EXERCISE. Find the lines of data that contain the string "label", then list them.

(Data records for software interfaces)
□ □ □
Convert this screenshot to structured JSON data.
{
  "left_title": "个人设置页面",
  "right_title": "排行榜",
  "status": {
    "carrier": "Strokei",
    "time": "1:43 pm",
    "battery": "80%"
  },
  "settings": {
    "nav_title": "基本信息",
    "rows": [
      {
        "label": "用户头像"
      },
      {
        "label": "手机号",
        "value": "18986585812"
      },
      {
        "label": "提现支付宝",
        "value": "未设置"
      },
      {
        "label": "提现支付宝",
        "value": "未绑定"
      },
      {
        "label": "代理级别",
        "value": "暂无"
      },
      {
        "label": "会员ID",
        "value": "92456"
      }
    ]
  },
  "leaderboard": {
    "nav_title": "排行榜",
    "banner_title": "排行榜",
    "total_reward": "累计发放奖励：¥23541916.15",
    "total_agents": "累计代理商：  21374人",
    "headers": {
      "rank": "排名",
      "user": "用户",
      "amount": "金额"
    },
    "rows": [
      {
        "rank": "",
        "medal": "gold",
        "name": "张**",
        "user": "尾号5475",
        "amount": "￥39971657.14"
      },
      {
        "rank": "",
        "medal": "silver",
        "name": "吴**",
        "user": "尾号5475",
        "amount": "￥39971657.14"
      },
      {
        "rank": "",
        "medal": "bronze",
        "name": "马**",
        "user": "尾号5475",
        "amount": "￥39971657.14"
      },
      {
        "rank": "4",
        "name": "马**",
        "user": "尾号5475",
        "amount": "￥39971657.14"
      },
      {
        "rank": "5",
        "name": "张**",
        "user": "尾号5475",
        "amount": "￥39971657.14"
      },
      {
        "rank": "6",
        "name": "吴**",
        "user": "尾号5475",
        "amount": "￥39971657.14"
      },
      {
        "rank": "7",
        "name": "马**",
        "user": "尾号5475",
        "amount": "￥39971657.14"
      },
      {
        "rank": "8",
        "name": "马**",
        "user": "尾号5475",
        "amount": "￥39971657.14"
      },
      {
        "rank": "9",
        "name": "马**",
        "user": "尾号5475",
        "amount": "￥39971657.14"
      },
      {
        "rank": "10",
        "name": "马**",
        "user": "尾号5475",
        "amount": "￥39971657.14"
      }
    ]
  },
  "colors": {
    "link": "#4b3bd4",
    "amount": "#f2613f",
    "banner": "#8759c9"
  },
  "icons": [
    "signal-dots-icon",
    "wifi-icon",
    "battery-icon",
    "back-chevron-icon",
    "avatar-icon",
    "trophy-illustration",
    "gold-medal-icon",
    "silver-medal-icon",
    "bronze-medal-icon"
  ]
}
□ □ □
RESULT OF THE TASK.
        "label": "用户头像"
        "label": "手机号",
        "label": "提现支付宝",
        "label": "提现支付宝",
        "label": "代理级别",
        "label": "会员ID",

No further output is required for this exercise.